%%

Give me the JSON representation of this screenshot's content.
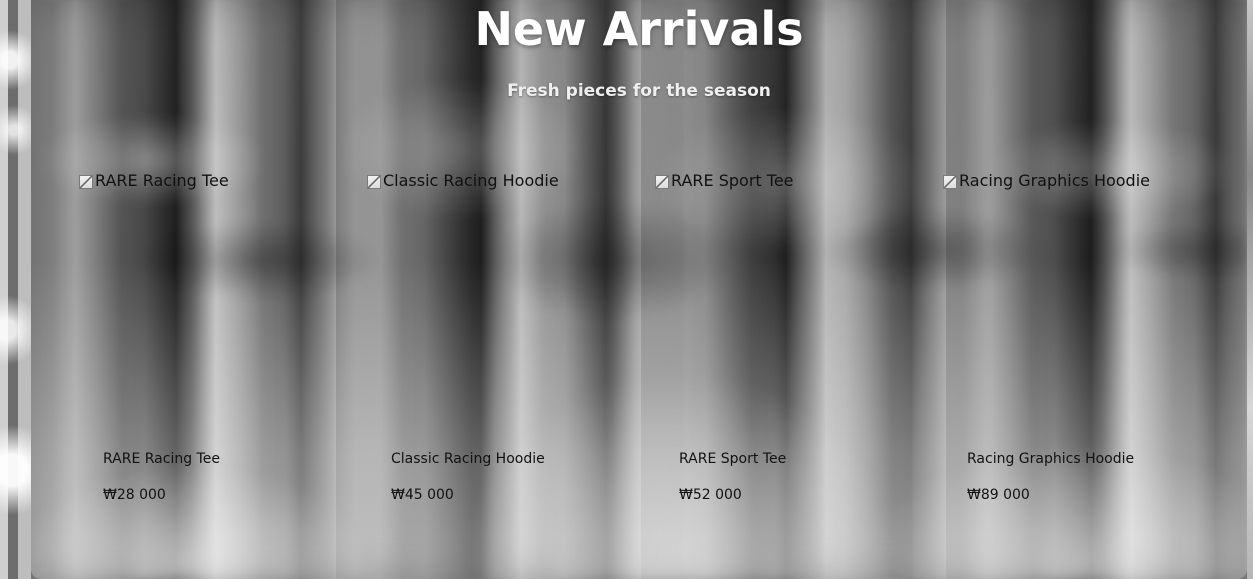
{
  "header": {
    "title": "New Arrivals",
    "subtitle": "Fresh pieces for the season"
  },
  "products": [
    {
      "image_alt": "RARE Racing Tee",
      "name": "RARE Racing Tee",
      "price": "₩28 000"
    },
    {
      "image_alt": "Classic Racing Hoodie",
      "name": "Classic Racing Hoodie",
      "price": "₩45 000"
    },
    {
      "image_alt": "RARE Sport Tee",
      "name": "RARE Sport Tee",
      "price": "₩52 000"
    },
    {
      "image_alt": "Racing Graphics Hoodie",
      "name": "Racing Graphics Hoodie",
      "price": "₩89 000"
    }
  ],
  "colors": {
    "title": "#ffffff",
    "subtitle": "#efefef",
    "product_text": "#121212"
  },
  "icons": {
    "broken_image": "broken-image-icon"
  }
}
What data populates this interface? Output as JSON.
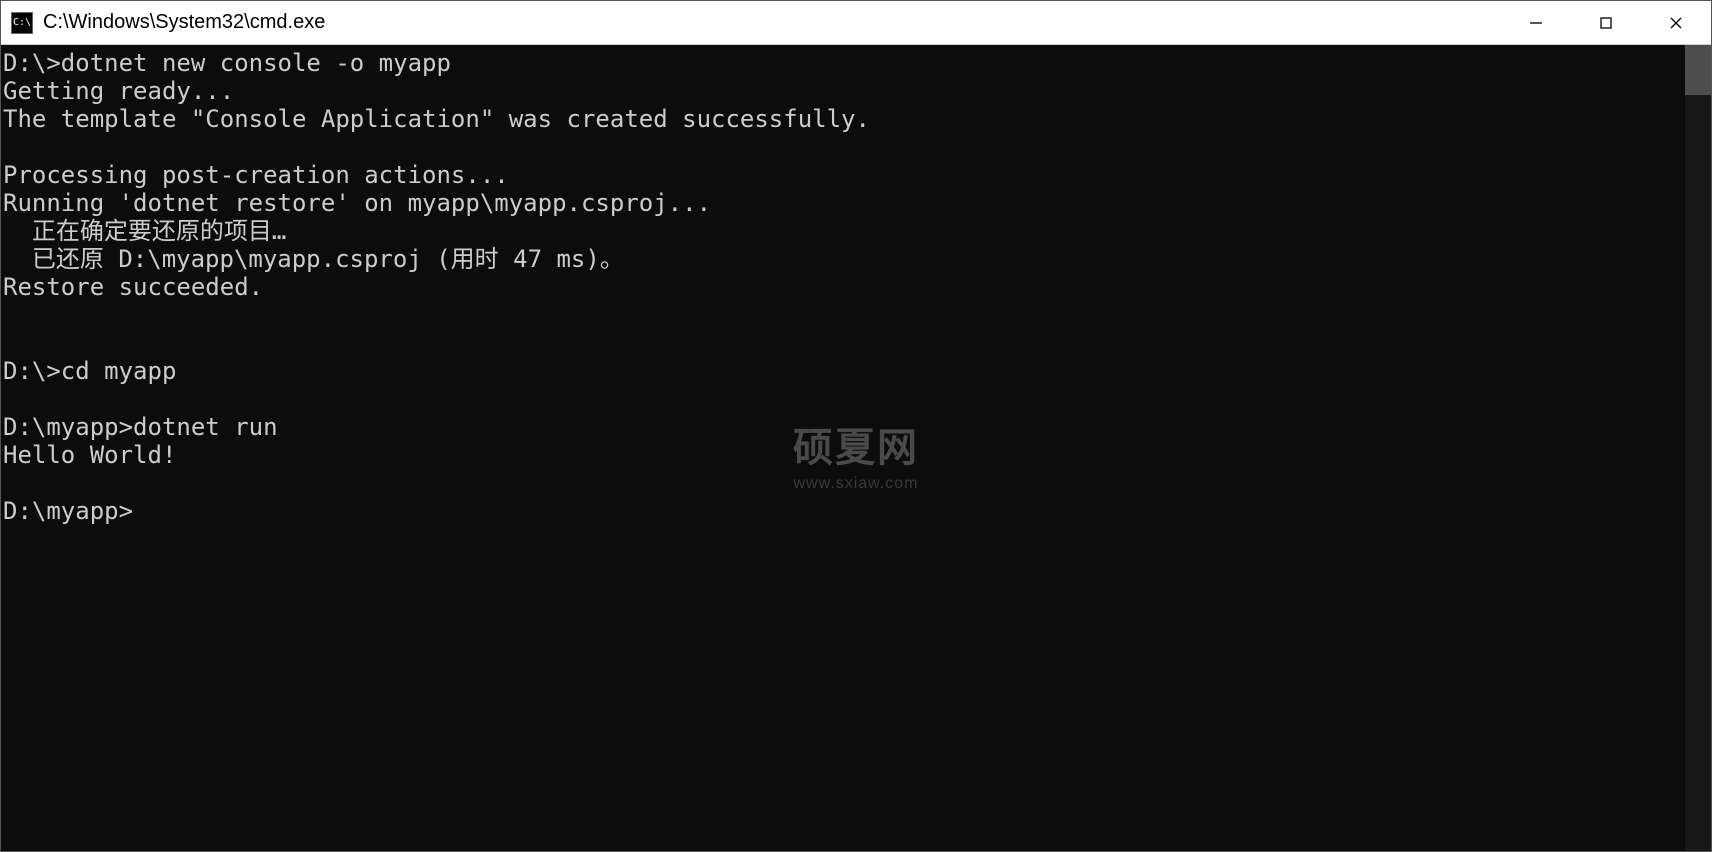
{
  "window": {
    "title": "C:\\Windows\\System32\\cmd.exe",
    "icon_label": "C:\\"
  },
  "terminal": {
    "lines": [
      "D:\\>dotnet new console -o myapp",
      "Getting ready...",
      "The template \"Console Application\" was created successfully.",
      "",
      "Processing post-creation actions...",
      "Running 'dotnet restore' on myapp\\myapp.csproj...",
      "  正在确定要还原的项目…",
      "  已还原 D:\\myapp\\myapp.csproj (用时 47 ms)。",
      "Restore succeeded.",
      "",
      "",
      "D:\\>cd myapp",
      "",
      "D:\\myapp>dotnet run",
      "Hello World!",
      "",
      "D:\\myapp>"
    ]
  },
  "watermark": {
    "main": "硕夏网",
    "sub": "www.sxiaw.com"
  }
}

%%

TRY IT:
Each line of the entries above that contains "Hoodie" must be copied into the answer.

SOLUTION FOR THIS TASK:
      "image_alt": "Classic Racing Hoodie",
      "name": "Classic Racing Hoodie",
      "image_alt": "Racing Graphics Hoodie",
      "name": "Racing Graphics Hoodie",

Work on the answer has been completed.